Canadian manufacturing activity grew in September at a pace that was little changed from the prior month’s robust level, while global supply shocks helped to lift measures of inflation to record highs, data showed on Friday.
The IHS Markit Canada Manufacturing Purchasing Managers’ Index (PMI) dipped to a seasonally adjusted 57.0 in September from 57.2 in August, but not far off March’s record-setting pace of 58.5.
It was the 15th straight month that the PMI was above the 50 threshold marking growth in the sector.
“Canada’s manufacturing sector recorded another healthy improvement in operating conditions in September despite infection rates rising in key provinces,” Shreeya Patel, an economist at IHS Markit, said in a statement.
Canada continues to battle a Delta-driven fourth wave of coronavirus infections, while pandemic restrictions have contributed to bottlenecks globally.

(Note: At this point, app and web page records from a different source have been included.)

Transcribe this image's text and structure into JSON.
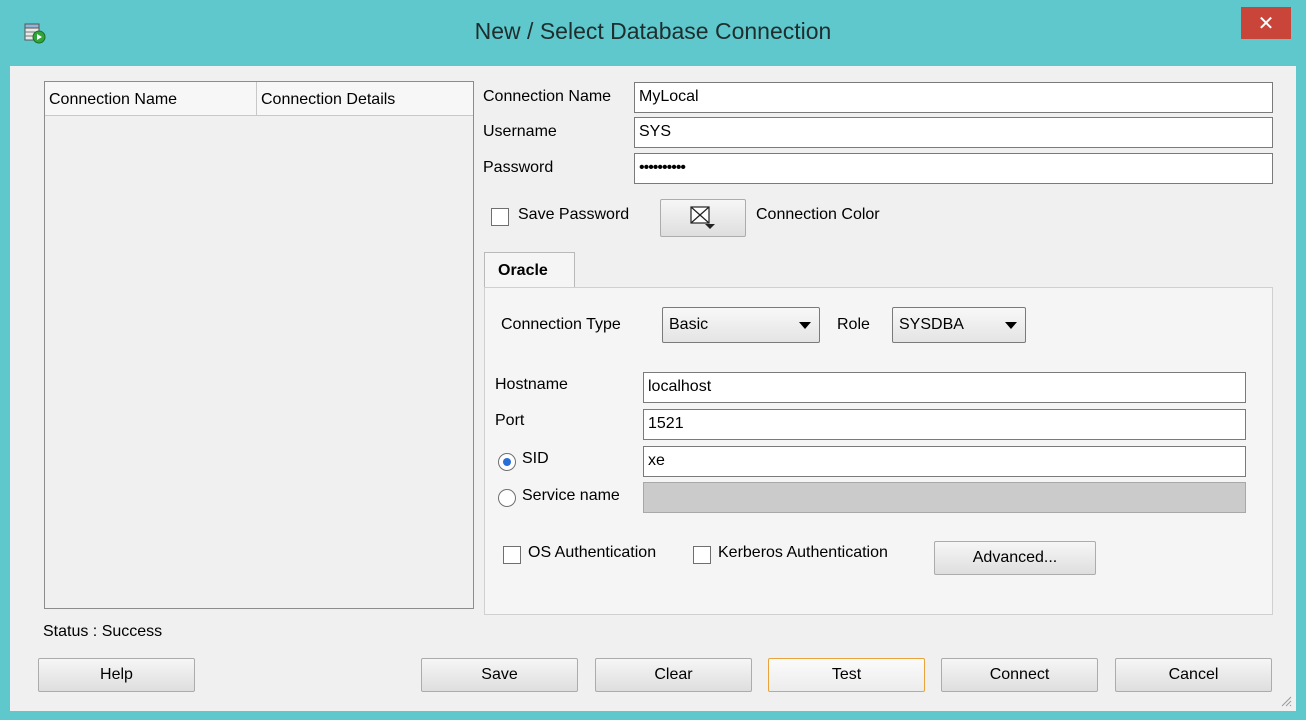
{
  "window": {
    "title": "New / Select Database Connection",
    "close_label": "✕"
  },
  "connections_table": {
    "columns": [
      "Connection Name",
      "Connection Details"
    ],
    "rows": []
  },
  "form": {
    "connection_name_label": "Connection Name",
    "connection_name_value": "MyLocal",
    "username_label": "Username",
    "username_value": "SYS",
    "password_label": "Password",
    "password_value": "••••••••••",
    "save_password_label": "Save Password",
    "save_password_checked": false,
    "connection_color_label": "Connection Color"
  },
  "tab": {
    "label": "Oracle"
  },
  "oracle": {
    "connection_type_label": "Connection Type",
    "connection_type_value": "Basic",
    "role_label": "Role",
    "role_value": "SYSDBA",
    "hostname_label": "Hostname",
    "hostname_value": "localhost",
    "port_label": "Port",
    "port_value": "1521",
    "sid_label": "SID",
    "sid_value": "xe",
    "service_name_label": "Service name",
    "service_name_value": "",
    "os_auth_label": "OS Authentication",
    "kerberos_auth_label": "Kerberos Authentication",
    "advanced_label": "Advanced..."
  },
  "status": {
    "text": "Status : Success"
  },
  "buttons": {
    "help": "Help",
    "save": "Save",
    "clear": "Clear",
    "test": "Test",
    "connect": "Connect",
    "cancel": "Cancel"
  },
  "colors": {
    "titlebar": "#5ec8cc",
    "close_button": "#c9453a",
    "focus_border": "#e8a33c",
    "radio_dot": "#2a6fd6"
  }
}
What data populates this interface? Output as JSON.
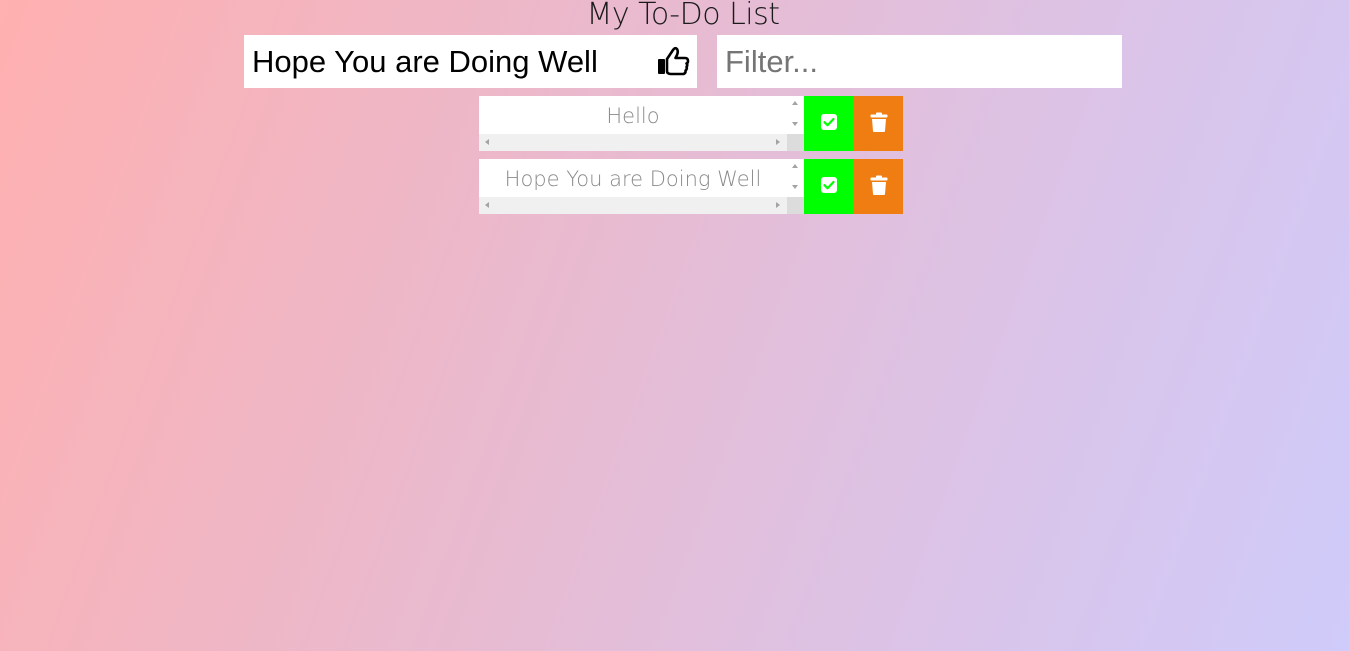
{
  "header": {
    "title": "My To-Do List"
  },
  "form": {
    "todo_input_value": "Hope You are Doing Well",
    "add_button_icon": "thumbs-up-icon",
    "filter_placeholder": "Filter..."
  },
  "todos": [
    {
      "text": "Hello"
    },
    {
      "text": "Hope You are Doing Well"
    }
  ],
  "icons": {
    "complete": "check-square-icon",
    "delete": "trash-icon"
  },
  "colors": {
    "complete_button": "#00ff00",
    "delete_button": "#ef7d12",
    "gradient_left": "#ffb0b0",
    "gradient_right": "#cfcbfa"
  }
}
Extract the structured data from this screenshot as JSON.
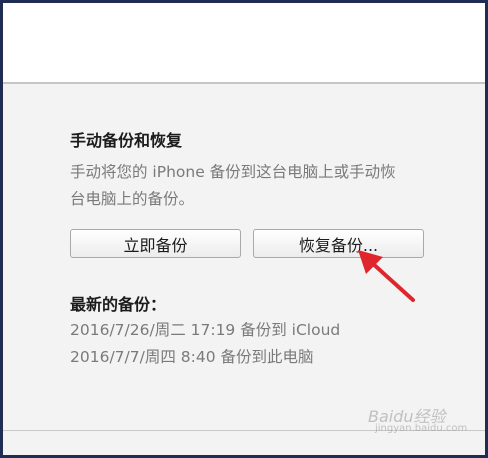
{
  "section": {
    "title": "手动备份和恢复",
    "description_line1": "手动将您的 iPhone 备份到这台电脑上或手动恢",
    "description_line2": "台电脑上的备份。"
  },
  "buttons": {
    "backup_now": "立即备份",
    "restore_backup": "恢复备份..."
  },
  "latest": {
    "title": "最新的备份：",
    "entries": [
      "2016/7/26/周二 17:19 备份到 iCloud",
      "2016/7/7/周四 8:40 备份到此电脑"
    ]
  },
  "annotation": {
    "arrow_color": "#e0262d"
  },
  "watermark": {
    "text": "Baidu经验",
    "subtext": "jingyan.baidu.com"
  }
}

“Material scarcity led to higher prices, shipping delays, and subsequent increases in incomplete work,” Patel said. “Anecdotal evidence suggests firms sought to clear their backlogs but a lack of skilled workers hindered productivity.”
The measure of outstanding business accumulated matched the series high from June 2018, rising to 56.6 from 55.6 in August, while the indexes for input prices and output prices climbed to the highest levels on record.
Still, firms remained optimistic about prospects for growth, with the future output index climbing to the highest level since May 2019.